Skip directly to the search box, or content.
     

Investigating clusters of group A streptococcal disease group A streptococcal header

    INTRODUCTION START

INVESTIGATION

USING

CALCULATOR

CALCULATOR FAQs
             
   

Frequently Asked Questions (FAQs)

   

  

   
  1. What defines "invasive" group A streptococcal disease? 

A case of invasive disease is confirmed when GAS is isolated from a normally sterile site, such as blood. When GAS is cultured from a nonsterile wound from a patient with necrotizing fasciitis or streptococcal toxic shock syndrome, this is also considered evidence of invasive GAS disease.

  1. What if my investigation spans more than a calendar month? For example, what should I enter if I begin an investigation March 20th, and today is April 3rd?

Use any 30-day period of interest for the current month, and use the previous 30-day period as the previous month. Choose the calendar month with the most days in the 30- day period. You may also choose to run the model twice choosing different months or defining the 30-day period differently.

  1. How do you define population in a region?

If your county has more than 250,000 people, use the county population. If your county has less than 250,000 population, combine neighboring counties with similar characteristics (e.g., rural with rural) until the total population is more than 250,000. Make sure to include any invasive group A streptococcal (GAS) cases in all counties in the region. Because invasive GAS infections are uncommon, the region population must be at least 250,000 to produce a valid prediction.

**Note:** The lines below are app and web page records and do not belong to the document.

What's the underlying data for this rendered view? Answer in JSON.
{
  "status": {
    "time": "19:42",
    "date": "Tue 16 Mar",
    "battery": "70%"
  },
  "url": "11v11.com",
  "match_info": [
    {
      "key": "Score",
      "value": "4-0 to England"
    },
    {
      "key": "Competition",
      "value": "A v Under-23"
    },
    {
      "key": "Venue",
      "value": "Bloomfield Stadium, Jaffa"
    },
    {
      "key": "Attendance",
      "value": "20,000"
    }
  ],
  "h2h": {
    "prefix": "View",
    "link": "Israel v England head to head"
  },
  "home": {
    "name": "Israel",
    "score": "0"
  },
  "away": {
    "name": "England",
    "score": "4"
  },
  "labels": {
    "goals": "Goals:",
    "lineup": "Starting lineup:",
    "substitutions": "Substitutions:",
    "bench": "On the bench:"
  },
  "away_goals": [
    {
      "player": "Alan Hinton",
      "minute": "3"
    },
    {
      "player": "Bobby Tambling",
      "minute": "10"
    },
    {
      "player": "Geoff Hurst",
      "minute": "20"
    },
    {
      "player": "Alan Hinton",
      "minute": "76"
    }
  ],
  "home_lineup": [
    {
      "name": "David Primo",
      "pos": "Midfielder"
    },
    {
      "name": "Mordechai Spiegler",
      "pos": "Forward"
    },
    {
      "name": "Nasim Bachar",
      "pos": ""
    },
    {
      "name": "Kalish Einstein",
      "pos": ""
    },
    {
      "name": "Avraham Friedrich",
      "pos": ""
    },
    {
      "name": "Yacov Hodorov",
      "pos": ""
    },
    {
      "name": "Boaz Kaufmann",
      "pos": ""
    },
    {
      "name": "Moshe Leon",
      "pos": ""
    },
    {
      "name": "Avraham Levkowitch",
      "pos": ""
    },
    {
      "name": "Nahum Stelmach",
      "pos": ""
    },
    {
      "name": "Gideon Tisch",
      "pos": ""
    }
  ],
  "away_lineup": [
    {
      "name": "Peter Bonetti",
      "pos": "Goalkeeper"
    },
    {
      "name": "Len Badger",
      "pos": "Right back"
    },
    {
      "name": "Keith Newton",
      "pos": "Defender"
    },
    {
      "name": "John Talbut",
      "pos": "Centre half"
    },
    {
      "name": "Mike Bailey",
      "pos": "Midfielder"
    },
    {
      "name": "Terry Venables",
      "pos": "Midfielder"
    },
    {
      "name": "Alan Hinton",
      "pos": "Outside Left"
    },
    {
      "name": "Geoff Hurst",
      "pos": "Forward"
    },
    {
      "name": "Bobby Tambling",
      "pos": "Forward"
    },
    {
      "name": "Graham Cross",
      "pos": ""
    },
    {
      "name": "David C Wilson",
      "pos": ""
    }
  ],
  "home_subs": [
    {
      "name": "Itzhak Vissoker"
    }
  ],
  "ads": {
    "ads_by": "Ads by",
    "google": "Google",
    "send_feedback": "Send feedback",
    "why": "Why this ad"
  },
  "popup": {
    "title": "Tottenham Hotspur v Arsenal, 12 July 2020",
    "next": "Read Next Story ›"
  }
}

  1. Why do I need to input the percentage of population that is African American if the cases in this cluster are not African American? What if I don't know the racial breakdown of my population?

African Americans have higher rates of invasive GAS disease than Caucasians for unknown reasons. Counties or regions that have higher percentages of African American population therefore have higher expected disease rates. You can run the model twice using both a high and a low estimate of the percent African American population in a region.

  1. How do I estimate my region's size?

Land area in square miles is available from U.S. census at http://quickfacts.census.gov/qfd/. Add together the area of all counties in a region to get a total.

  1. Why do I need to input the percentage of invasive GAS cases in my region that occur in persons with HIV-infection or who inject drugs? Are these necessary? What is meant by "historically"?

Invasive GAS infections are more common in persons with HIV infection and in those who inject drugs. Including these percentages improves the model, however, these percentages are not required. "Historically" refers to cases in your region over an extended period of time, such as the past 12 months. If there are no cases related to HIV or injection drug use in your region, enter zero. If both variables are left blank, the model will calculate a prediction without these two variables.

  1. Where do I find the mean temperature for my region? What should I enter if the mean temperature of my region is different than that of the state?

An internet site is provided

http://lwf.ncdc.noaa.gov/oa/climate/research/cag3/state.html for the mean temperature of the entire state during the month. The model uses these values to account for climatic differences in different parts of the country. You may wish to enter the mean temperature of your county or region, if that is available.  

   Back to Home

   
   
   
   
   
   
   
   
   
   
   
   
   
   
   
   
   
 
   
   

This page last modified on December 10, 2007
Content last reviewed on December 10, 2007
Content Source: National Center for Immunizations and Respiratory Diseases